Work required - The lines from the one containing "What data populates" through the final line of the listing below are what the answer must repeat, exactly and only, leaving pictures out.

Dataset -
▼▼▼
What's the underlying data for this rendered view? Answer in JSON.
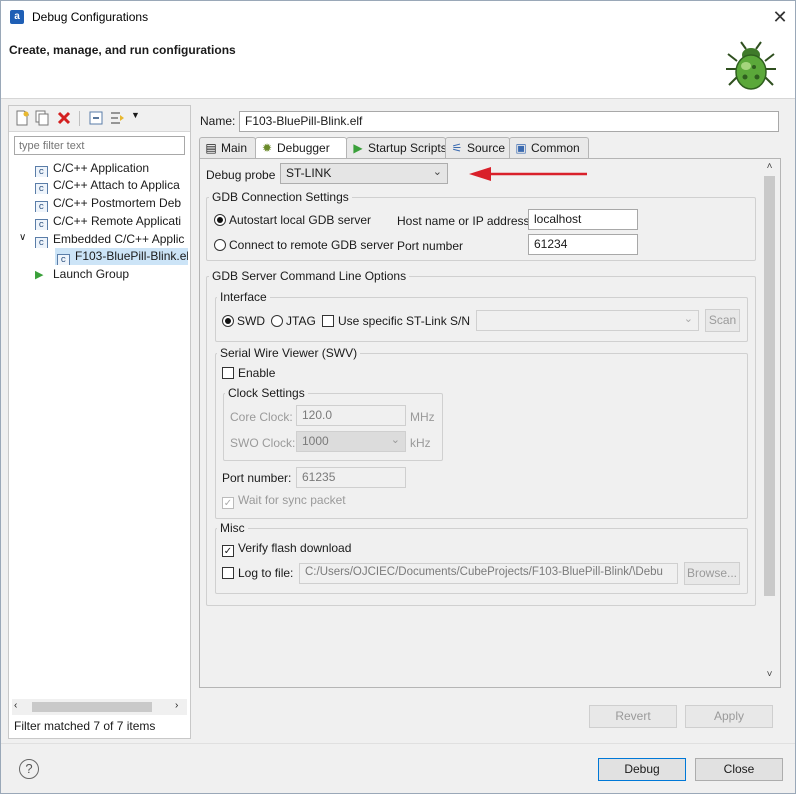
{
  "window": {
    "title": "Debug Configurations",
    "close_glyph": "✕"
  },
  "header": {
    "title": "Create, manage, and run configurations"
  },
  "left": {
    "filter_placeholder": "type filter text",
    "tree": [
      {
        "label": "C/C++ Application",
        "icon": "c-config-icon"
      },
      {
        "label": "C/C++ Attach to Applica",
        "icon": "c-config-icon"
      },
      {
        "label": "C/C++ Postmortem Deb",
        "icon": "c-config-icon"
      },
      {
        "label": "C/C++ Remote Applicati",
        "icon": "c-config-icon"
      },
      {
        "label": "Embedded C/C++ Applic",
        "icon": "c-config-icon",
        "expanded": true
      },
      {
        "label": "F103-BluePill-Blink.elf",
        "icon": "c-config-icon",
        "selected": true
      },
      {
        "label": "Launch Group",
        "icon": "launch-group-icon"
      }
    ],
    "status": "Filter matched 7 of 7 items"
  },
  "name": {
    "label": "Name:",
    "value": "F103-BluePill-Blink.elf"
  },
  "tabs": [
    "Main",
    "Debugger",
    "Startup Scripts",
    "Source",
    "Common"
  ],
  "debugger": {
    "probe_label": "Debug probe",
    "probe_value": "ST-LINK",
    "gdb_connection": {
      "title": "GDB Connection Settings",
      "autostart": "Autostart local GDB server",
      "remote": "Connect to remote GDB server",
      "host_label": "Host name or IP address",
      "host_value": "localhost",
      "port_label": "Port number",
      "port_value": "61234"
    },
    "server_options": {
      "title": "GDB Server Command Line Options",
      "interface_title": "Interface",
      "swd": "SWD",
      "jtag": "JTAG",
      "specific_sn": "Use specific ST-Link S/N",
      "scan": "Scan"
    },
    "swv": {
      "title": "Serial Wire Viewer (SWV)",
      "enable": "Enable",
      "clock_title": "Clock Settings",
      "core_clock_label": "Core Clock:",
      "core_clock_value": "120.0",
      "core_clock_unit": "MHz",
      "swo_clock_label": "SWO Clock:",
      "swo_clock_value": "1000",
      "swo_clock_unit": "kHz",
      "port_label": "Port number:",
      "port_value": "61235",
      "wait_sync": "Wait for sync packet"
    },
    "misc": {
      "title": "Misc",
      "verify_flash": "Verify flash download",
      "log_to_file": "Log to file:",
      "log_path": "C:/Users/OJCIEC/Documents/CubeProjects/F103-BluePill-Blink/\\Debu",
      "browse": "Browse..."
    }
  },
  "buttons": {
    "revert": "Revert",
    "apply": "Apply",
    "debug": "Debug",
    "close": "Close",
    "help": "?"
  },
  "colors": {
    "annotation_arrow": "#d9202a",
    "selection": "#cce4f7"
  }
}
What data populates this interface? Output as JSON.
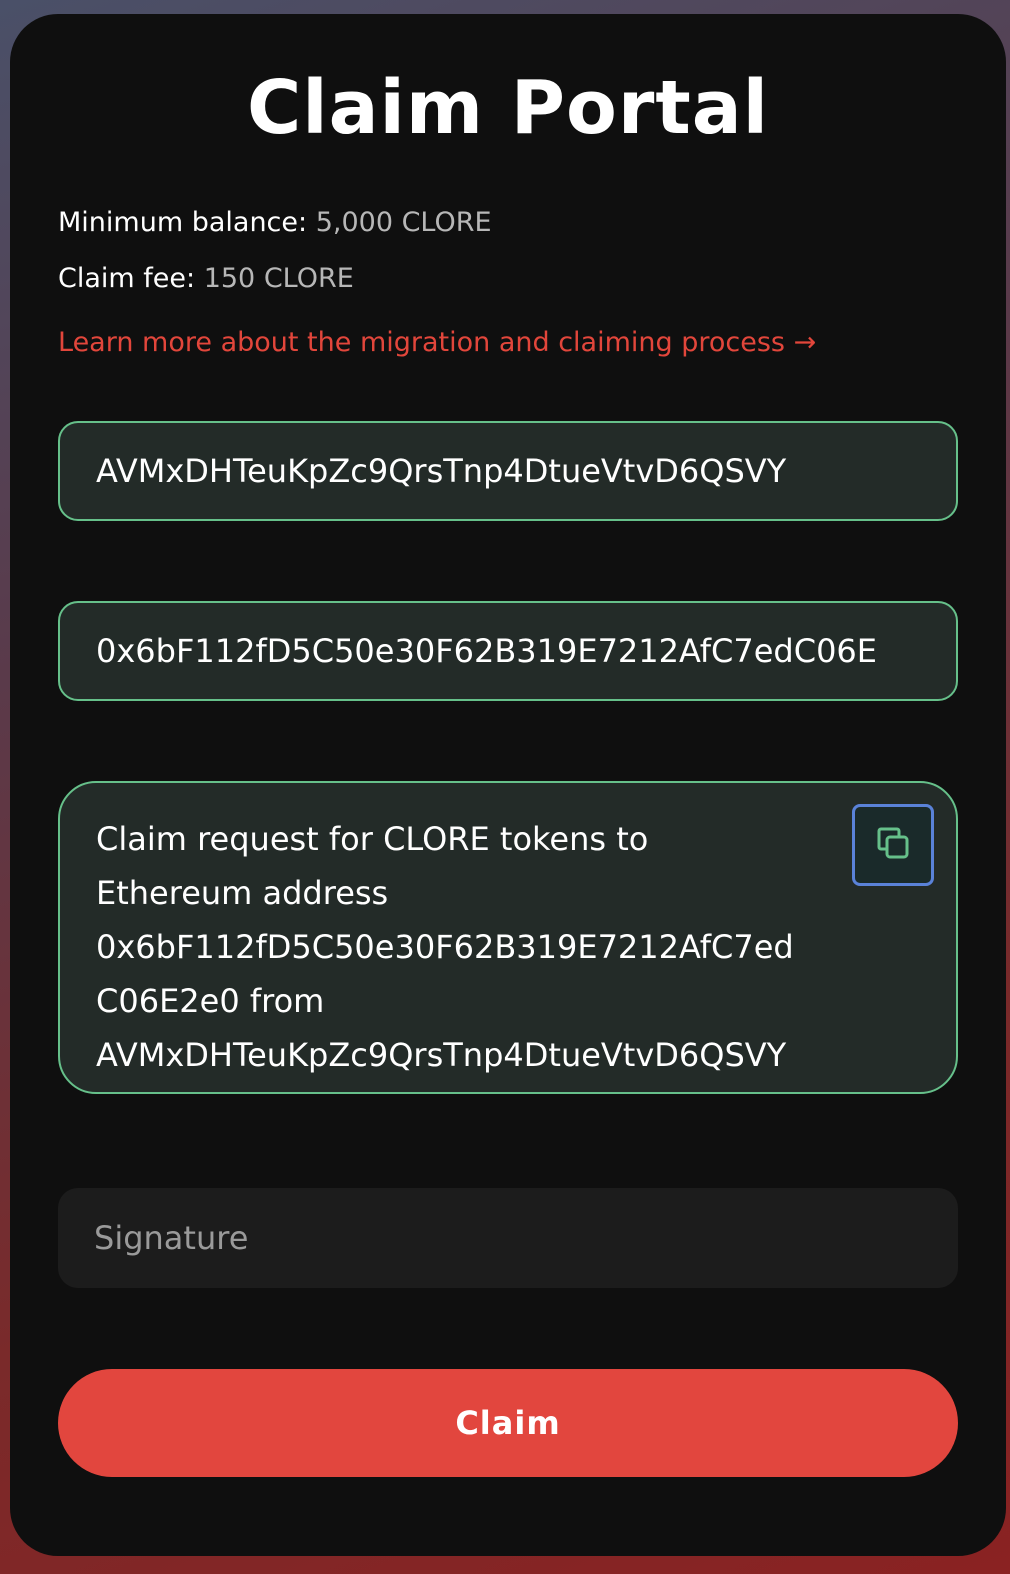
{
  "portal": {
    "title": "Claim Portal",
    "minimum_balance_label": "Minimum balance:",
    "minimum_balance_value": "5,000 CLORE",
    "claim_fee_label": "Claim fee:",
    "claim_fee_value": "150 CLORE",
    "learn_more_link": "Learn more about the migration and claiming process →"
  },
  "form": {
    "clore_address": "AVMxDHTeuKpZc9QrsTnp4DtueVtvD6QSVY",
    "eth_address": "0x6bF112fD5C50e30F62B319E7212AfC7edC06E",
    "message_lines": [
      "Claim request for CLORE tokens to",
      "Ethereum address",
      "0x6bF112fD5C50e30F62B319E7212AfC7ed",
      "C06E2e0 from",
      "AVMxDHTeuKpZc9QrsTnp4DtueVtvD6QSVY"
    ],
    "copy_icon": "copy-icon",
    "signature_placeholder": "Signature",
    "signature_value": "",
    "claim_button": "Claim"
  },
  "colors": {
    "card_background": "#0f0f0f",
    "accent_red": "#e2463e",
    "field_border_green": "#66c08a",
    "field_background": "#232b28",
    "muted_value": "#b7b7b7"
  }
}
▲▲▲
Exercise result -
What data populates this interface? Output as JSON.
{
  "portal": {
    "title": "Claim Portal",
    "minimum_balance_label": "Minimum balance:",
    "minimum_balance_value": "5,000 CLORE",
    "claim_fee_label": "Claim fee:",
    "claim_fee_value": "150 CLORE",
    "learn_more_link": "Learn more about the migration and claiming process →"
  },
  "form": {
    "clore_address": "AVMxDHTeuKpZc9QrsTnp4DtueVtvD6QSVY",
    "eth_address": "0x6bF112fD5C50e30F62B319E7212AfC7edC06E",
    "message_lines": [
      "Claim request for CLORE tokens to",
      "Ethereum address",
      "0x6bF112fD5C50e30F62B319E7212AfC7ed",
      "C06E2e0 from",
      "AVMxDHTeuKpZc9QrsTnp4DtueVtvD6QSVY"
    ],
    "copy_icon": "copy-icon",
    "signature_placeholder": "Signature",
    "signature_value": "",
    "claim_button": "Claim"
  },
  "colors": {
    "card_background": "#0f0f0f",
    "accent_red": "#e2463e",
    "field_border_green": "#66c08a",
    "field_background": "#232b28",
    "muted_value": "#b7b7b7"
  }
}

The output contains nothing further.